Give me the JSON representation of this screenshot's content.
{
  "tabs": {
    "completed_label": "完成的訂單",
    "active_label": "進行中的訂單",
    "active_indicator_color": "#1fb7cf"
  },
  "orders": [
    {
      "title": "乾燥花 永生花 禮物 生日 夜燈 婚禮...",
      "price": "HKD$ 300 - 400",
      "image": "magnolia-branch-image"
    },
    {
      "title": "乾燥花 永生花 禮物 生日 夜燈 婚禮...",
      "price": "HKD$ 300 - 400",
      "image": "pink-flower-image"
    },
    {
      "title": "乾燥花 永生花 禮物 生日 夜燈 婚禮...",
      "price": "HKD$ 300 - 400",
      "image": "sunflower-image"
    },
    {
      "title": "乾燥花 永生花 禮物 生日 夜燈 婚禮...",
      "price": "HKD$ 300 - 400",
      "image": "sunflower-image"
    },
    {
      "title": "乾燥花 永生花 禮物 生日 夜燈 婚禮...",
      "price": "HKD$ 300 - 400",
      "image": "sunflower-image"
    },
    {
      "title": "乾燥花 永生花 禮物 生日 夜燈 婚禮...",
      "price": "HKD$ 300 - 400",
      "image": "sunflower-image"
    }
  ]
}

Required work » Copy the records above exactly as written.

Response »
Give me the JSON representation of this screenshot's content.
{
  "tabs": {
    "completed_label": "完成的訂單",
    "active_label": "進行中的訂單",
    "active_indicator_color": "#1fb7cf"
  },
  "orders": [
    {
      "title": "乾燥花 永生花 禮物 生日 夜燈 婚禮...",
      "price": "HKD$ 300 - 400",
      "image": "magnolia-branch-image"
    },
    {
      "title": "乾燥花 永生花 禮物 生日 夜燈 婚禮...",
      "price": "HKD$ 300 - 400",
      "image": "pink-flower-image"
    },
    {
      "title": "乾燥花 永生花 禮物 生日 夜燈 婚禮...",
      "price": "HKD$ 300 - 400",
      "image": "sunflower-image"
    },
    {
      "title": "乾燥花 永生花 禮物 生日 夜燈 婚禮...",
      "price": "HKD$ 300 - 400",
      "image": "sunflower-image"
    },
    {
      "title": "乾燥花 永生花 禮物 生日 夜燈 婚禮...",
      "price": "HKD$ 300 - 400",
      "image": "sunflower-image"
    },
    {
      "title": "乾燥花 永生花 禮物 生日 夜燈 婚禮...",
      "price": "HKD$ 300 - 400",
      "image": "sunflower-image"
    }
  ]
}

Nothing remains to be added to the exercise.